12 December 2001
Dredging accuracy tolerances
Discussions of this subject are contained in various sources including the joint PIANC
and IAPH Final Report entitled, "Approach Channels - A Guide for Design," PTC II-30,
dated June 1997; the Report of Ship Channel Design (ASCE, 1993); Chapters 3.2.1
and 8.3.1 in Dredging: A Handbook for Engineers (Bray et al., 1997).
Overdepth Dredging. Previous studies have shown up to 20 percent of
over excavation on typical dredging projects. In addition to the additional dredging
costs encountered, this can also result in premature filling of scarce disposal areas.
Two factors that control overdepth dredging are dredge control and dredge survey.
Modern dredge control is achieved by instrumentation, which provides real time
knowledge of cutterhead depth and velocity and density of the slurry being pumped
(Herbich, 1992). However, in some situations, it is less expensive to overdredge an
area by 0.3 or 0.6 m (1 or 2 feet) than to pay for the careful manipulation of dredging
equipment and for the extra time involved in dredging to the exact depth required.

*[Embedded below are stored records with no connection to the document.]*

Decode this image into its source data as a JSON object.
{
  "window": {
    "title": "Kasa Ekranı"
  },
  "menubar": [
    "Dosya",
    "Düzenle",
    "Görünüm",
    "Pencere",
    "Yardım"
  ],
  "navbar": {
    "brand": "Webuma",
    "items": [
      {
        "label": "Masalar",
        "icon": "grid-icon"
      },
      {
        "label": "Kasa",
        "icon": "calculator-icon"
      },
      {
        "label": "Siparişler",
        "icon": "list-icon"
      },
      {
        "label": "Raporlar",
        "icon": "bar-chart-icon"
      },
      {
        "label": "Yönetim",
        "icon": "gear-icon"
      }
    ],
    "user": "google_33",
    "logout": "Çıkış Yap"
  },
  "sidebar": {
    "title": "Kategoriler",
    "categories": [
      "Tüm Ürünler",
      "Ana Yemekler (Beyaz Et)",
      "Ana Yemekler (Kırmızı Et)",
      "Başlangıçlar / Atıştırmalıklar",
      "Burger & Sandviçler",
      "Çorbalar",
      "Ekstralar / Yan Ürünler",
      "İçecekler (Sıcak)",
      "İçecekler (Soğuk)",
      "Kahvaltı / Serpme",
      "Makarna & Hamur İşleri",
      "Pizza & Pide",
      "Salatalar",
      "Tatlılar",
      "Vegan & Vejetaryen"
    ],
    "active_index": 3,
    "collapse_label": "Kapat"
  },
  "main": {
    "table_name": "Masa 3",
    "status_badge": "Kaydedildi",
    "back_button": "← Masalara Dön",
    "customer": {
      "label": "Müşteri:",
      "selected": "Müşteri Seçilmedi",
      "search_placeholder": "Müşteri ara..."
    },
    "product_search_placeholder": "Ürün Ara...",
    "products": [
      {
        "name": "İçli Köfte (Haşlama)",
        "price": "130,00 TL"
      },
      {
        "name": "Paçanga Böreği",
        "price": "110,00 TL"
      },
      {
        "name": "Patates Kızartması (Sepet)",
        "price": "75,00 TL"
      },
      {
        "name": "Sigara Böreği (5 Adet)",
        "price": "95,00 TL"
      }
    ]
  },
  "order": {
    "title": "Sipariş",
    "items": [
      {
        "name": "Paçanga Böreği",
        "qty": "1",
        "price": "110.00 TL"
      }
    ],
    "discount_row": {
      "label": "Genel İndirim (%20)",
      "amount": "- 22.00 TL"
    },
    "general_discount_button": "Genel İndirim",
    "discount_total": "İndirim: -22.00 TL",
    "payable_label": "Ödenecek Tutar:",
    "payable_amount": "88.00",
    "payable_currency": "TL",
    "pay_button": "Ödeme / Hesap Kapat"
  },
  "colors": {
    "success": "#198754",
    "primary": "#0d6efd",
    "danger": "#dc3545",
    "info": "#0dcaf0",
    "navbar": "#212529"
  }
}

Overdepth dredging also allows for some additional shoaling before dredging is
required again. Overdepth dredging should be investigated for each specific site as it
cannot be used in every situation. For example, it may jeopardize stability of nearby
Advanced Maintenance Dredging. It is advantageous to minimize
maintenance costs by performing advanced maintenance dredging to increase the
interval between dredgings. The channel is dredged deeper and/or wider than its
original design or authorized depth, thereby allowing for shoaling to occur while the
channel can still be navigable. Advance maintenance dredging can also greatly
increase the time intervals between maintenance dredging operations, which can
reduce the number of mobilization and demobilization tasks and the costs associated
with them. This method is economically feasible if the money saved through a reduced
dredging frequency schedule is greater than the cost of removing any additional
sediment that may have been deposited as a result of the deeper and wider channel.
To determine whether or not advanced maintenance dredging is
economically feasible, the design engineer must analyze and extrapolate shoaling data
for "prior to dredging" depths of the channel and use numerical models to simulate site-
specific estuarine hydrodynamics and sediment transport mechanisms. If appropriate
data are unavailable for performing analytical studies, and numerical modeling studies
are cost prohibitive, a minimal advance maintenance effort can be put into effect and
the results evaluated. Thus, if money is saved, advanced maintenance dredging efforts
can be stepped up and, conversely, if money is lost, the efforts can be abandoned
(Sedimentation Control To Reduce Maintenance Dredging of Navigational Facilities in
Disposal Areas. The selection of an appropriate disposal area depends
upon the physical characteristics of the dredged material, potential environmental
impacts, size of the project and social, political, economic and regulatory
considerations. Dredged material disposal sites may be offshore or onshore sites,